If you think swapping nations is sneaky, there’s more. The UCI has produced a briefing document defending its past actions in relation to “the Armstrong affair.” It’s a subject I’ll probably return to next week in greater detail. One detail sees the UCI denying the now infamous phrase by Hein Verbruggen. Here’s an excerpt:
Only it seems they’re citing what looks to be a poorly translated quote from a newswire rather than the actual source in AD.nl. Here is the actual quote with my translation added:
“Ik herhaal het nog maar eens: Lance Armstrong heeft nooit doping gebruikt. Nooit, nooit, nooit”
I repeat it once again: Lance Armstrong has never used doping. Never, never, never
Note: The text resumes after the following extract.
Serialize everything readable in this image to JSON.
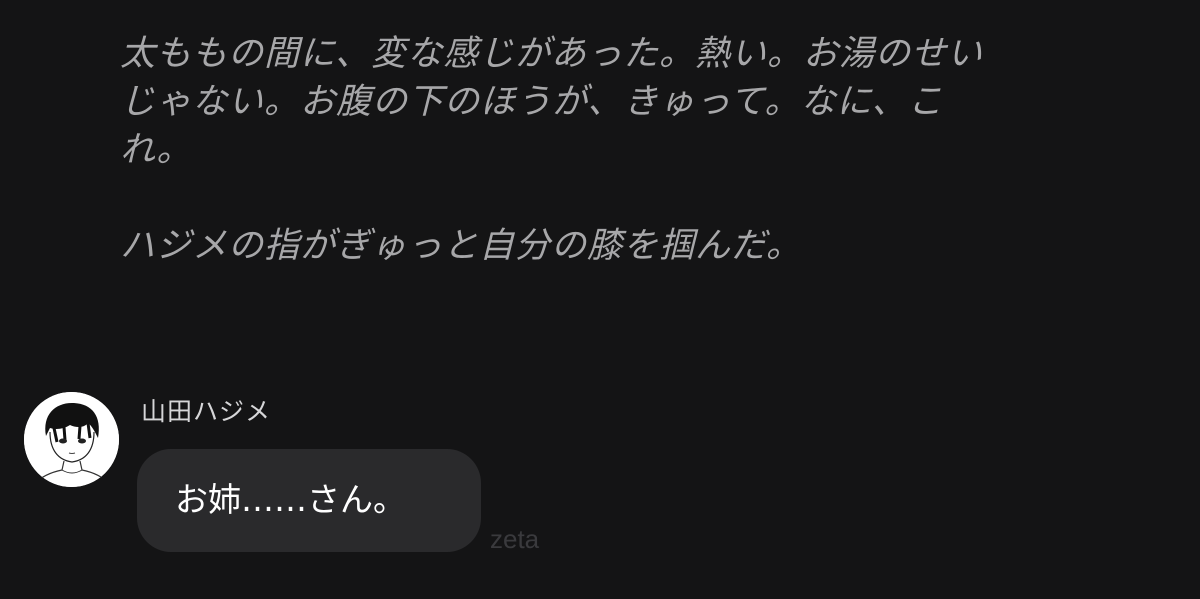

What’s it all mean? Well the UCI says it’s come under “sustained attack” from the media. But a defence document that tries to set the record straight seems at best to have mistaken information or worse, still struggles to come clean over something as irrelevant as a clumsy interview.
The UCI’s got problems with its leadership but it does plenty of good. Sometimes you feel you have to state this so that people realise that the governing body is actually about 100 people working hard for the sport rather than the wobbly tandem of Verbruggen and McQuaid and the often own-goal scoring communications service.
The UCI’s done some good things with women’s racing but they and the French Federation need to take a look into what’s been happening in France this week. In times past the Tour de l’Aude was one of the best women’s stage races. Held in the south of France between the Mediterranean and the Pyrenees it offered fine roads and good racing but admin problems meant in stopped in 2010. It’s come back under the name of the of the Tour du Languedoc-Rousillon, the name of the wider region. Only it’s been a farce. First teams travelling to the race heard by Twitter than the race was cancelled but then the news changed. We’ve learned policing costs and other important matters were not paid for and the riders have been lodged on a spartan campsite serving the most economical dishes. Now even the men can get cheap conditions but never this bad but it’s not the simplicity of the surroundings, it’s the way the race almost didn’t start and the eleventh hour chaos that needs to be investigated.
Chamorro leads the Ronde
Meanwhile just to the west the Ronde de l’Isard stage race has been a success. It’s an amateur stage race with a long list of famous winners and in recent years the likes of David Moncoutié, Denis Menchov, Christophe Le Mével, Michael Creed, Kenny Elissonde, Andrew Talansky and Joe Dombrowski have stood on the podium. There are many amateur races in Europe but few venture into the high mountains, the Galibier and Tourmalet are reserved for the Tour or Giro. But the Ronde de l’Isard uses the Pyrenees and often reveals talents that most other races cannot. Going into Sunday’s final stage this year’s race is being led by Juan Chamorro of 472-Colombia. The pre-race favourite, Chamorro was second in last year’s Tour de l’Avenir and is following the likes of Nairo Quintana only he seems to be a more punchy rider rather than a pure mountain goat.
— RADIOVELO (@radiovelo31) May 18, 2013
Finally, last but not least, a few people have asked why I’ve not been covering the Tour of California. Well other people do it better. I’ve never visited the state yet alone raced or ridden there so I don’t know the geography. Plus this is a blog and not a newswire, there’s not the time with the Giro and more. Still it’s been enjoyable to follow. Tejay van Garderen and the BMC team are in control, perhaps setting up another “who is the Tour de France team leader” debate for the media? But for me it’s different at BMC. The team doesn’t have many mountain climbers so their riders have to react and invent on the road rather than rely on a mountain train.
Also the whole subject of overlapping races is something to revisit. As the USA’s premium race, the Tour of California is competing with the Giro. But only partially because the Tour of California is not on the World Tour calendar, largely so it can invite home teams for domestic interest rather than play host to squads promoting the Belgian lottery or French health insurance. For me the real problem is overlapping World Tour races, for example Paris-Nice vs Tirreno-Adriatico or the Dauphiné vs Tour de Suisse.